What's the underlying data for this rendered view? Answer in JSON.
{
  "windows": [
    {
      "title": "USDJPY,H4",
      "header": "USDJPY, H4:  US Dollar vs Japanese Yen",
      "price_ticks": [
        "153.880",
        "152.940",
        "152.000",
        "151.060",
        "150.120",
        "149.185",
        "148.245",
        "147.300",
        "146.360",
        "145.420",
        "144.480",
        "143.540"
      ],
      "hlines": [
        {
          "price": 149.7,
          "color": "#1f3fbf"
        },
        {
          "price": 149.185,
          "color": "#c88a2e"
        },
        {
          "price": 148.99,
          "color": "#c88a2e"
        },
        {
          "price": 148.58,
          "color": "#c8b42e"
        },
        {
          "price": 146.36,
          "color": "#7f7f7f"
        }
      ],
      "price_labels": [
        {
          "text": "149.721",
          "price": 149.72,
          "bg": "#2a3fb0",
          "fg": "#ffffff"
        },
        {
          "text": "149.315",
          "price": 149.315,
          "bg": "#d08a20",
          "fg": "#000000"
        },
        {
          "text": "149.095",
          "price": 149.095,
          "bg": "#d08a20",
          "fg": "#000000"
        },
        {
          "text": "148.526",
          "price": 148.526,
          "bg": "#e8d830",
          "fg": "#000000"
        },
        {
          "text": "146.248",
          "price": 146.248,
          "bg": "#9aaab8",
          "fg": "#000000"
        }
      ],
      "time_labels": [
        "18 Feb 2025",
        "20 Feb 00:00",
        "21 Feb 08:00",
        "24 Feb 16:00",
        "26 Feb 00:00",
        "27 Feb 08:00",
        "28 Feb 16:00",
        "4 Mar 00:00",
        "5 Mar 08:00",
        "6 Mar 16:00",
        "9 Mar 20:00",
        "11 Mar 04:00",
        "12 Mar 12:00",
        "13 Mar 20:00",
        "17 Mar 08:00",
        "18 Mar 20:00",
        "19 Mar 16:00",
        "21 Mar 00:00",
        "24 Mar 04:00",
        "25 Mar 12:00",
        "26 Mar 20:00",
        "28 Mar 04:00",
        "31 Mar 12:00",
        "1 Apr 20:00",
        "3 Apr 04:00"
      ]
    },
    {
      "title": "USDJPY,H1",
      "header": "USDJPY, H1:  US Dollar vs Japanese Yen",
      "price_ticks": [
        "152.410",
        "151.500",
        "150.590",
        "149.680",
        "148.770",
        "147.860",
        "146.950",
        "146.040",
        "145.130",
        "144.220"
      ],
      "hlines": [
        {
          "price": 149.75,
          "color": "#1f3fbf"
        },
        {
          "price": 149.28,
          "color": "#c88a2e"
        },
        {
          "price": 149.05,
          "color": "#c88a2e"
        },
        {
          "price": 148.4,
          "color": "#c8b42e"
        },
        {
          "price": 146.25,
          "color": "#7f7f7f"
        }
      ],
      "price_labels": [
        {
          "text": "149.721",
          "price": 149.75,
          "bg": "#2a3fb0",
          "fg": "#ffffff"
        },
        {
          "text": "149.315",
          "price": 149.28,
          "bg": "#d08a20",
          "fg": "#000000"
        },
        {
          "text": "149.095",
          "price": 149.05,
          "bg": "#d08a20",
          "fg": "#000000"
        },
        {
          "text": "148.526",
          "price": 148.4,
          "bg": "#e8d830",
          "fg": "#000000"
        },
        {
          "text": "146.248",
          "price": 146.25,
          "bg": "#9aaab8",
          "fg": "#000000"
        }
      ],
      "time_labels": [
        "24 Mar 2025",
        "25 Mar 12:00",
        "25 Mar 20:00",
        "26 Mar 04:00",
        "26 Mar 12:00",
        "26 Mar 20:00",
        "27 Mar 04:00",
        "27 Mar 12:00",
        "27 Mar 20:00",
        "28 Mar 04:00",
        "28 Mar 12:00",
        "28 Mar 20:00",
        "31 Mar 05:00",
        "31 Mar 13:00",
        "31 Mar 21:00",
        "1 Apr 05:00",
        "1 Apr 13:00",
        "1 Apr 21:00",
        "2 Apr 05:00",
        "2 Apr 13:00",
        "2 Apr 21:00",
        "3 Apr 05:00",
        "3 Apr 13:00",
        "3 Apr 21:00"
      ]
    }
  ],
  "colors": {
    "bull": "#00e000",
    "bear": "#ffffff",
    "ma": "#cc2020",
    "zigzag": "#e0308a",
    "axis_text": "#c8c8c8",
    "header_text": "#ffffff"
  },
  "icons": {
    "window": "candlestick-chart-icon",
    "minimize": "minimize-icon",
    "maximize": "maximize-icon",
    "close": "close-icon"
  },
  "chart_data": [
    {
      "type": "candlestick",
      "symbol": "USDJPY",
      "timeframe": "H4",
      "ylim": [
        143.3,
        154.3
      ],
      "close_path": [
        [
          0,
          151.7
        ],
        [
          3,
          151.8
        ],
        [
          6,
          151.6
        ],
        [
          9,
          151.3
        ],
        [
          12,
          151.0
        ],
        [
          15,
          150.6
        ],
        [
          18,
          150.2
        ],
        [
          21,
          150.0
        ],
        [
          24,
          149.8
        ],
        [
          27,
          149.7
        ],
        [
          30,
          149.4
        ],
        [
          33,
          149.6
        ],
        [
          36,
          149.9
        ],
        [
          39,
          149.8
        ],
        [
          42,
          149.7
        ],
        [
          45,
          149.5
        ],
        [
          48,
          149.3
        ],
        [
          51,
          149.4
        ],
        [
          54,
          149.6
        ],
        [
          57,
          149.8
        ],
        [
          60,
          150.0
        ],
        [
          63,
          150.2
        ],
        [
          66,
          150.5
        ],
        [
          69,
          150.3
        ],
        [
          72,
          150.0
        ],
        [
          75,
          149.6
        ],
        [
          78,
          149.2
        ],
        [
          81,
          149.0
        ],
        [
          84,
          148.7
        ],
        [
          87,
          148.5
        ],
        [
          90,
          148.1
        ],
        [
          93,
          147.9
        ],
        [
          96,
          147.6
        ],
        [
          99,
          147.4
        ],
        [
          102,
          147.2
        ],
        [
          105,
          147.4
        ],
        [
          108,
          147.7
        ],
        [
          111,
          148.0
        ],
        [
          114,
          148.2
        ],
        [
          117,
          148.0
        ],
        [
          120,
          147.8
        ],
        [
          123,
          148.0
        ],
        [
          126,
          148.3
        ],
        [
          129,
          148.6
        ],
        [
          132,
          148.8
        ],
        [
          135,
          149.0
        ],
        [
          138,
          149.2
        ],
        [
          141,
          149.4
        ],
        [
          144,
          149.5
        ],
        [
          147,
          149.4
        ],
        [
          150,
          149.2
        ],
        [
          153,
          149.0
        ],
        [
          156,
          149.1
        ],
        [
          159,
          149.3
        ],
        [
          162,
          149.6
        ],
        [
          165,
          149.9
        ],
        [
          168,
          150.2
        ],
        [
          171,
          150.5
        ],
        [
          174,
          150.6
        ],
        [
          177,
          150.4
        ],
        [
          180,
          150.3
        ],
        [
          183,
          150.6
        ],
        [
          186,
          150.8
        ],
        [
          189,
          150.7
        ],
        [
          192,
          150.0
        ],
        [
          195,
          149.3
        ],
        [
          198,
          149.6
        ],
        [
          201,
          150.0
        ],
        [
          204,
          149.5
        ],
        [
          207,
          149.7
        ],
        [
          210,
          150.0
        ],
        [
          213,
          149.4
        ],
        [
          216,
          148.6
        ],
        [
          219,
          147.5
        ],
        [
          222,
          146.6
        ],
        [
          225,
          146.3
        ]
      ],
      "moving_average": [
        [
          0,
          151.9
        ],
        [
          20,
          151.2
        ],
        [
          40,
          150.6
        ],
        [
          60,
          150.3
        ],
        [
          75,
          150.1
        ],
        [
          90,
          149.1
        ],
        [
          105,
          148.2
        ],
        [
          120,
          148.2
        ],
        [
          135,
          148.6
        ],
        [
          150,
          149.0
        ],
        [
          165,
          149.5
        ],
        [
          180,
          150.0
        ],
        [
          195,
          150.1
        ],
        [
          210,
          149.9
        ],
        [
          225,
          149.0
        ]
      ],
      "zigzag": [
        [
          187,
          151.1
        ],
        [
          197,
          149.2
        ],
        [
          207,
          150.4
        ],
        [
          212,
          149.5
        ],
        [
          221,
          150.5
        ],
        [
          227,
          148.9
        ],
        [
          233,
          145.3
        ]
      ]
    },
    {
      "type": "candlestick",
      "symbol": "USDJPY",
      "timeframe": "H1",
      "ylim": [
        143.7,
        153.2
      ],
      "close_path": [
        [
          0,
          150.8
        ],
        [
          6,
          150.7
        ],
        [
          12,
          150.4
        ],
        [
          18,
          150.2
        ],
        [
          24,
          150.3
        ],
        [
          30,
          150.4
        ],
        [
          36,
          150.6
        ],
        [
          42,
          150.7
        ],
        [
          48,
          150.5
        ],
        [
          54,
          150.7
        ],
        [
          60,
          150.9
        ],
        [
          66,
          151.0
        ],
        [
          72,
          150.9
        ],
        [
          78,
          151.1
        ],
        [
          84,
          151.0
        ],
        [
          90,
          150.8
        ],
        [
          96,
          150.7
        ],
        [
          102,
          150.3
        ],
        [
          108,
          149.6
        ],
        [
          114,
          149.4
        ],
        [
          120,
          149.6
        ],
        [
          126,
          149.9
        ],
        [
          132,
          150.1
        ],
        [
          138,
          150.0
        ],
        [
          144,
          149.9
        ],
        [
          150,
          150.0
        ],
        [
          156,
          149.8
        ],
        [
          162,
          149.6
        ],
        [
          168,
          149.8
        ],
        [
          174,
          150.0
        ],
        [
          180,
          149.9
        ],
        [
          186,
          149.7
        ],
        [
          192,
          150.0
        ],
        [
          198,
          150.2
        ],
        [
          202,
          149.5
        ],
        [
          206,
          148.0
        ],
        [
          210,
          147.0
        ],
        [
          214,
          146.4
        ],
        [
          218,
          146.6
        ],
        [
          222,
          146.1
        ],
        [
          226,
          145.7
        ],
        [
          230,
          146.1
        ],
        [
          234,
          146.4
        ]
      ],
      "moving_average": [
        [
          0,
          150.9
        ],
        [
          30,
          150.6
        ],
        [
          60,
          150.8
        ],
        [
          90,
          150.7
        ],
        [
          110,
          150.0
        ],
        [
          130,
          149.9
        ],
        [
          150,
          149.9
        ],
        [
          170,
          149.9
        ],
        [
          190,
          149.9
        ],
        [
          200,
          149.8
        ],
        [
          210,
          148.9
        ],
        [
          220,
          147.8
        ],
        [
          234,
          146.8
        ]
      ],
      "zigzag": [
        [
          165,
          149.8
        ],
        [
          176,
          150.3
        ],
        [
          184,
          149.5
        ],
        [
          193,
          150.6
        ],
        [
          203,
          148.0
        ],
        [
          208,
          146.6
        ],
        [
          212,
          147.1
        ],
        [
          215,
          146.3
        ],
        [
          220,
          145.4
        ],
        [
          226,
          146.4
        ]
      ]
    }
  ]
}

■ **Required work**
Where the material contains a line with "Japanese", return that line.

■ **Result**
      "header": "USDJPY, H4:  US Dollar vs Japanese Yen",
      "header": "USDJPY, H1:  US Dollar vs Japanese Yen",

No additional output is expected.